There really isn't enough information here to give you a complete response, but trademark rights are created when a word or symbol is attached to goods or services which are offered to the public. Assuming your website displayed the same word or phrase used as your 2nd level domain name (in the web address www.Avvo.com, the trademark Avvo is the 2nd level domain name), you may have some common-law trademark rights in that word or phrase. If you do have trademark rights, then you may be able to regain the domain name under the Federal anti-cybersquatting statute. Finally, in order to obtain trademark rights, it is not necessary for you to file as a nonprofit or as a business. I would argue that you gained trademark rights by hosting a site that provided information on the specific subject to the public and that the public has come to associate your trademark with that information.See question
I am down the street from a company that is called stone warehouse. I would like to put up a sign that says come see our stone warehouse. I am using a different font for the lettering, and I am using all different colors for my sign. When he su...
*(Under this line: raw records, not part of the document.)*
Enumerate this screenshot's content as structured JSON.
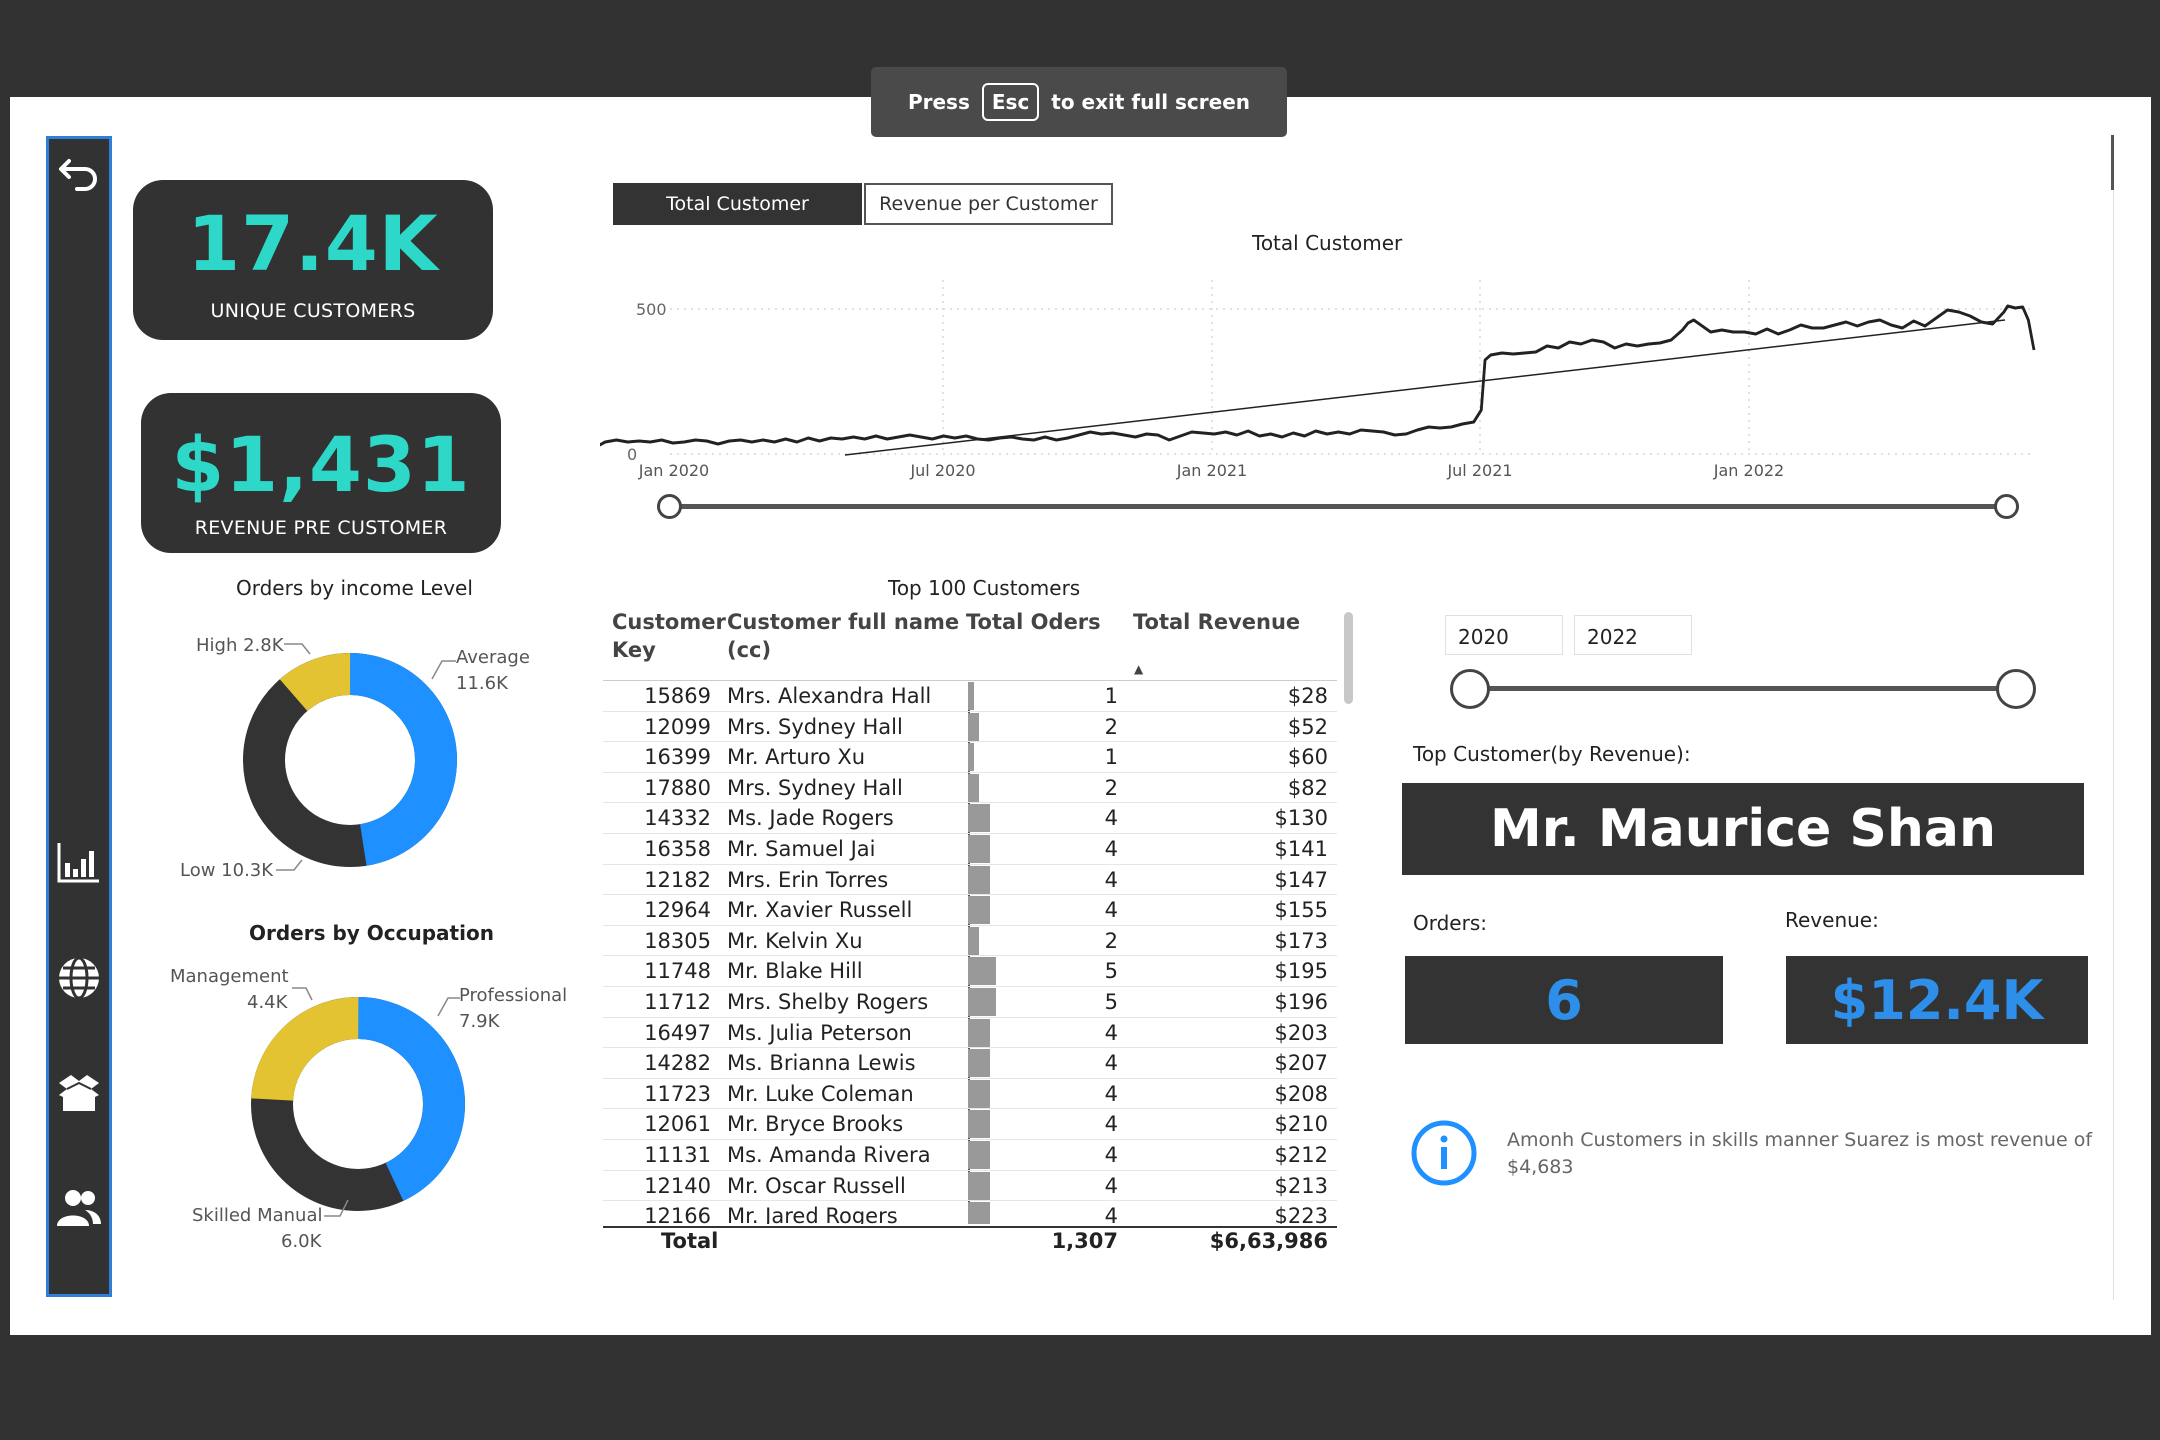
{
  "fullscreen": {
    "press": "Press",
    "key": "Esc",
    "rest": "to exit full screen"
  },
  "nav": {
    "icons": [
      "back-arrow-icon",
      "bar-chart-icon",
      "globe-icon",
      "box-icon",
      "users-icon"
    ]
  },
  "kpis": {
    "customers": {
      "value": "17.4K",
      "label": "UNIQUE CUSTOMERS"
    },
    "revenue": {
      "value": "$1,431",
      "label": "REVENUE PRE CUSTOMER"
    }
  },
  "income_chart": {
    "title": "Orders by income Level",
    "labels": {
      "high": "High 2.8K",
      "avg_name": "Average",
      "avg_val": "11.6K",
      "low": "Low 10.3K"
    }
  },
  "occupation_chart": {
    "title": "Orders by Occupation",
    "labels": {
      "mgmt_name": "Management",
      "mgmt_val": "4.4K",
      "prof_name": "Professional",
      "prof_val": "7.9K",
      "skill_name": "Skilled Manual",
      "skill_val": "6.0K"
    }
  },
  "tabs": {
    "active": "Total Customer",
    "other": "Revenue per Customer"
  },
  "line_chart": {
    "title": "Total Customer",
    "y_ticks": [
      "500",
      "0"
    ],
    "x_ticks": [
      "Jan 2020",
      "Jul 2020",
      "Jan 2021",
      "Jul 2021",
      "Jan 2022"
    ]
  },
  "table": {
    "title": "Top 100 Customers",
    "headers": {
      "key1": "Customer",
      "key2": "Key",
      "name1": "Customer full name",
      "name2": "(cc)",
      "orders": "Total Oders",
      "revenue": "Total Revenue"
    },
    "rows": [
      {
        "key": "15869",
        "name": "Mrs. Alexandra Hall",
        "orders": "1",
        "revenue": "$28"
      },
      {
        "key": "12099",
        "name": "Mrs. Sydney Hall",
        "orders": "2",
        "revenue": "$52"
      },
      {
        "key": "16399",
        "name": "Mr. Arturo Xu",
        "orders": "1",
        "revenue": "$60"
      },
      {
        "key": "17880",
        "name": "Mrs. Sydney Hall",
        "orders": "2",
        "revenue": "$82"
      },
      {
        "key": "14332",
        "name": "Ms. Jade Rogers",
        "orders": "4",
        "revenue": "$130"
      },
      {
        "key": "16358",
        "name": "Mr. Samuel Jai",
        "orders": "4",
        "revenue": "$141"
      },
      {
        "key": "12182",
        "name": "Mrs. Erin Torres",
        "orders": "4",
        "revenue": "$147"
      },
      {
        "key": "12964",
        "name": "Mr. Xavier Russell",
        "orders": "4",
        "revenue": "$155"
      },
      {
        "key": "18305",
        "name": "Mr. Kelvin Xu",
        "orders": "2",
        "revenue": "$173"
      },
      {
        "key": "11748",
        "name": "Mr. Blake Hill",
        "orders": "5",
        "revenue": "$195"
      },
      {
        "key": "11712",
        "name": "Mrs. Shelby Rogers",
        "orders": "5",
        "revenue": "$196"
      },
      {
        "key": "16497",
        "name": "Ms. Julia Peterson",
        "orders": "4",
        "revenue": "$203"
      },
      {
        "key": "14282",
        "name": "Ms. Brianna Lewis",
        "orders": "4",
        "revenue": "$207"
      },
      {
        "key": "11723",
        "name": "Mr. Luke Coleman",
        "orders": "4",
        "revenue": "$208"
      },
      {
        "key": "12061",
        "name": "Mr. Bryce Brooks",
        "orders": "4",
        "revenue": "$210"
      },
      {
        "key": "11131",
        "name": "Ms. Amanda Rivera",
        "orders": "4",
        "revenue": "$212"
      },
      {
        "key": "12140",
        "name": "Mr. Oscar Russell",
        "orders": "4",
        "revenue": "$213"
      },
      {
        "key": "12166",
        "name": "Mr. Jared Rogers",
        "orders": "4",
        "revenue": "$223"
      }
    ],
    "total": {
      "label": "Total",
      "orders": "1,307",
      "revenue": "$6,63,986"
    }
  },
  "year_filter": {
    "from": "2020",
    "to": "2022"
  },
  "top_customer": {
    "label": "Top Customer(by Revenue):",
    "name": "Mr. Maurice Shan",
    "orders_label": "Orders:",
    "orders_value": "6",
    "revenue_label": "Revenue:",
    "revenue_value": "$12.4K"
  },
  "info": {
    "line1": "Amonh Customers in skills manner Suarez is most revenue of",
    "line2": "$4,683"
  },
  "colors": {
    "accent_teal": "#2ed8c9",
    "accent_blue": "#1e90ff",
    "yellow": "#e3c332",
    "dark": "#323232"
  }
}
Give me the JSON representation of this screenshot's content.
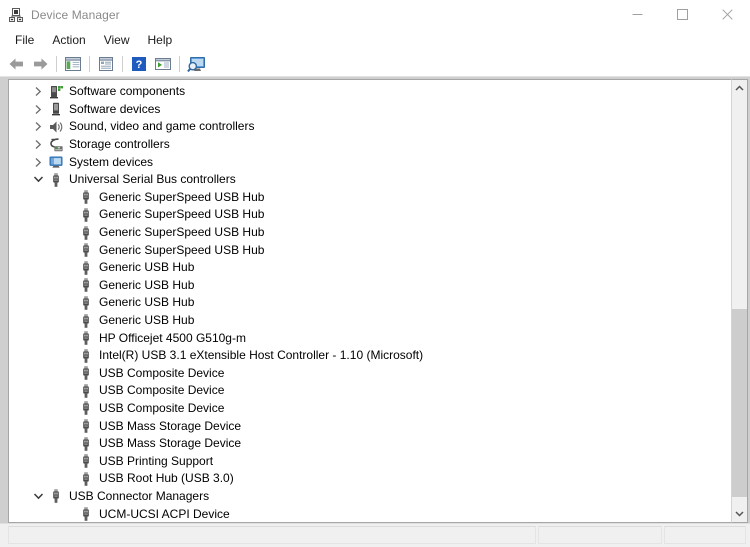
{
  "window": {
    "title": "Device Manager",
    "icon": "device-manager-icon",
    "controls": {
      "minimize": "minimize-icon",
      "maximize": "maximize-icon",
      "close": "close-icon"
    }
  },
  "menubar": {
    "items": [
      {
        "label": "File"
      },
      {
        "label": "Action"
      },
      {
        "label": "View"
      },
      {
        "label": "Help"
      }
    ]
  },
  "toolbar": {
    "buttons": [
      {
        "name": "back-arrow-icon",
        "tooltip": "Back"
      },
      {
        "name": "forward-arrow-icon",
        "tooltip": "Forward"
      },
      {
        "name": "separator-1",
        "tooltip": ""
      },
      {
        "name": "show-hide-console-tree-icon",
        "tooltip": "Show/Hide Console Tree"
      },
      {
        "name": "separator-2",
        "tooltip": ""
      },
      {
        "name": "properties-icon",
        "tooltip": "Properties"
      },
      {
        "name": "separator-3",
        "tooltip": ""
      },
      {
        "name": "help-icon",
        "tooltip": "Help"
      },
      {
        "name": "update-driver-icon",
        "tooltip": "Update Driver Software"
      },
      {
        "name": "separator-4",
        "tooltip": ""
      },
      {
        "name": "scan-for-hardware-changes-icon",
        "tooltip": "Scan for hardware changes"
      }
    ]
  },
  "tree": {
    "rows": [
      {
        "label": "Software components",
        "indent": 1,
        "expander": "collapsed",
        "icon": "software-component-icon"
      },
      {
        "label": "Software devices",
        "indent": 1,
        "expander": "collapsed",
        "icon": "software-device-icon"
      },
      {
        "label": "Sound, video and game controllers",
        "indent": 1,
        "expander": "collapsed",
        "icon": "sound-controller-icon"
      },
      {
        "label": "Storage controllers",
        "indent": 1,
        "expander": "collapsed",
        "icon": "storage-controller-icon"
      },
      {
        "label": "System devices",
        "indent": 1,
        "expander": "collapsed",
        "icon": "system-device-icon"
      },
      {
        "label": "Universal Serial Bus controllers",
        "indent": 1,
        "expander": "expanded",
        "icon": "usb-icon"
      },
      {
        "label": "Generic SuperSpeed USB Hub",
        "indent": 2,
        "expander": "none",
        "icon": "usb-icon"
      },
      {
        "label": "Generic SuperSpeed USB Hub",
        "indent": 2,
        "expander": "none",
        "icon": "usb-icon"
      },
      {
        "label": "Generic SuperSpeed USB Hub",
        "indent": 2,
        "expander": "none",
        "icon": "usb-icon"
      },
      {
        "label": "Generic SuperSpeed USB Hub",
        "indent": 2,
        "expander": "none",
        "icon": "usb-icon"
      },
      {
        "label": "Generic USB Hub",
        "indent": 2,
        "expander": "none",
        "icon": "usb-icon"
      },
      {
        "label": "Generic USB Hub",
        "indent": 2,
        "expander": "none",
        "icon": "usb-icon"
      },
      {
        "label": "Generic USB Hub",
        "indent": 2,
        "expander": "none",
        "icon": "usb-icon"
      },
      {
        "label": "Generic USB Hub",
        "indent": 2,
        "expander": "none",
        "icon": "usb-icon"
      },
      {
        "label": "HP Officejet 4500 G510g-m",
        "indent": 2,
        "expander": "none",
        "icon": "usb-icon"
      },
      {
        "label": "Intel(R) USB 3.1 eXtensible Host Controller - 1.10 (Microsoft)",
        "indent": 2,
        "expander": "none",
        "icon": "usb-icon"
      },
      {
        "label": "USB Composite Device",
        "indent": 2,
        "expander": "none",
        "icon": "usb-icon"
      },
      {
        "label": "USB Composite Device",
        "indent": 2,
        "expander": "none",
        "icon": "usb-icon"
      },
      {
        "label": "USB Composite Device",
        "indent": 2,
        "expander": "none",
        "icon": "usb-icon"
      },
      {
        "label": "USB Mass Storage Device",
        "indent": 2,
        "expander": "none",
        "icon": "usb-icon"
      },
      {
        "label": "USB Mass Storage Device",
        "indent": 2,
        "expander": "none",
        "icon": "usb-icon"
      },
      {
        "label": "USB Printing Support",
        "indent": 2,
        "expander": "none",
        "icon": "usb-icon"
      },
      {
        "label": "USB Root Hub (USB 3.0)",
        "indent": 2,
        "expander": "none",
        "icon": "usb-icon"
      },
      {
        "label": "USB Connector Managers",
        "indent": 1,
        "expander": "expanded",
        "icon": "usb-icon"
      },
      {
        "label": "UCM-UCSI ACPI Device",
        "indent": 2,
        "expander": "none",
        "icon": "usb-icon"
      }
    ]
  },
  "scrollbar": {
    "up_arrow": "chevron-up-icon",
    "down_arrow": "chevron-down-icon",
    "thumb_top_pct": 52,
    "thumb_height_pct": 46
  },
  "statusbar": {
    "panels": [
      {
        "text": ""
      },
      {
        "text": ""
      },
      {
        "text": ""
      }
    ]
  },
  "colors": {
    "titlebar_text": "#8a8a8a",
    "window_bg": "#ffffff",
    "client_bg": "#cfcfcf",
    "statusbar_bg": "#f0f0f0",
    "scroll_thumb": "#cdcdcd",
    "help_blue": "#1f5bbf",
    "accent_green": "#3f9d35"
  }
}
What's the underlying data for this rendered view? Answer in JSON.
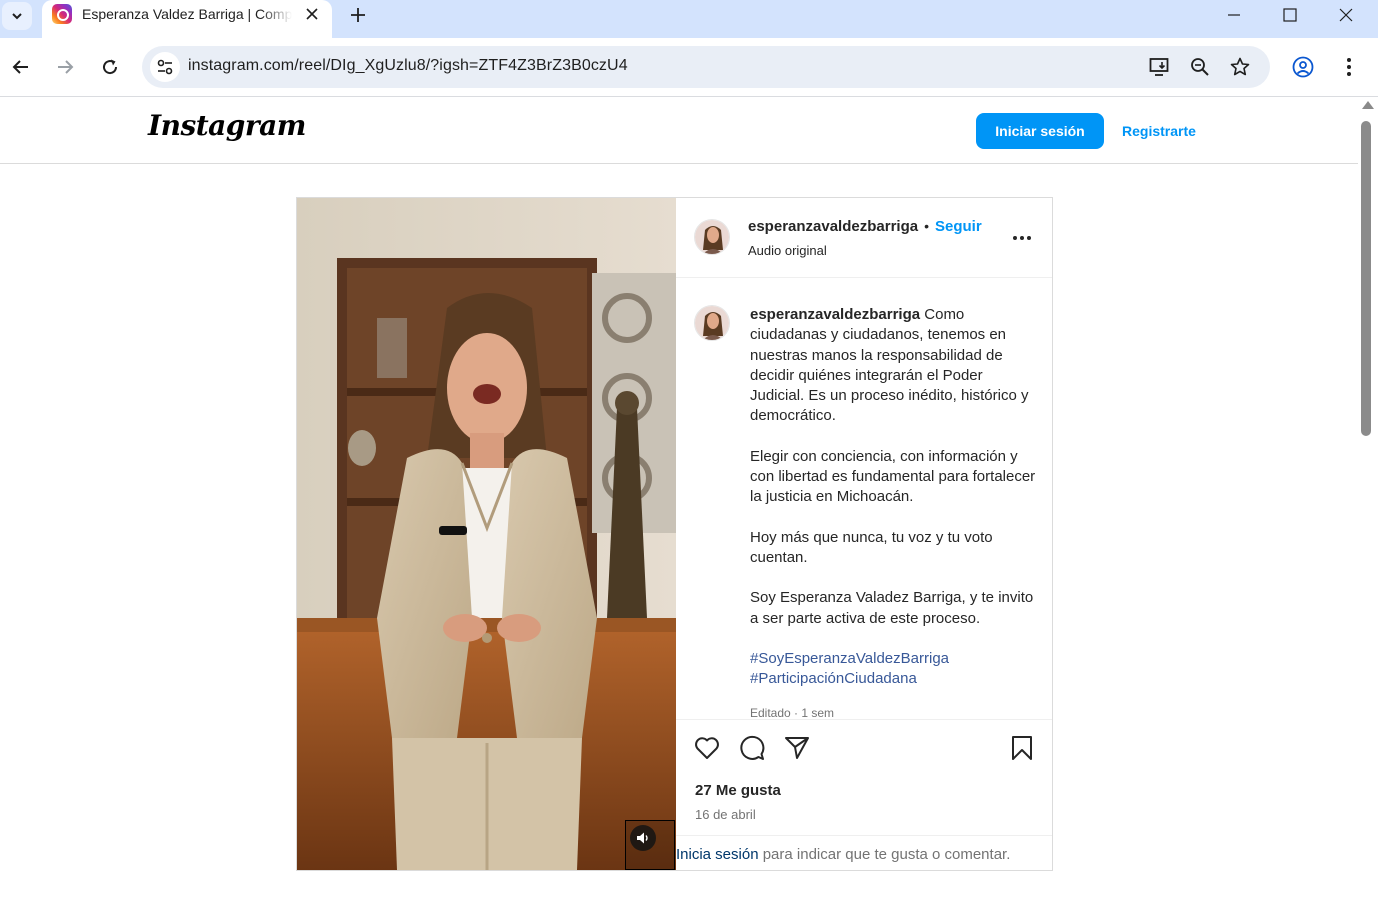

If we are concentrating on just the words stoneware house, not some specialized design or font that goes with it, and if the company down the street is a warehouse that sells stone, then I would say that the company down the street does not have what is known as a protectable trademark. There are several different types of trademarks ranging from what are known as fanciful (e.g., Xerox, Nike) which are considered to be strongest or most protectable types of trademarks, all the way down to what are known as descriptive and generic trademarks. Generic trademarks are words that have become associated with a type of product, not the manufacturer of the product itself, (e.g., Elevator, Escalator Kleenex). There can be no protection for generic marks because those words have become part ordinary parlance and no longer described the manufacturer of the product itself. In the same vein, if a mark is considered to be descriptive there can also be no trademark protection. This is because, again, the trademark is describing a type of product not its manufacturer. Is it is helpful to keep in mind that trademarks are intended to protect consumers from confusing a product made by one manufacturer with a product made by another. Just above descriptive marks in the spectrum of protectability is what is known as a suggestive mark. A frequently used to test for whether a mark is descriptive or merely suggestive is the "who am I/what am I". If the trademark answers the question who am I., then it is probably suggestive or fanciful and therefore entitled to trademark protection. If the trademark answers the question what am I, then it is probably descriptive and not protectable. Here, the trademark stoneware house clearly answers the question who am I., therefore, the words themselves would not be entitled to trademark protection. You could probably distinguish yourself from your competitor by simply inserting your name in front of the words stoneware house (e.g., John's Stoneware House).See question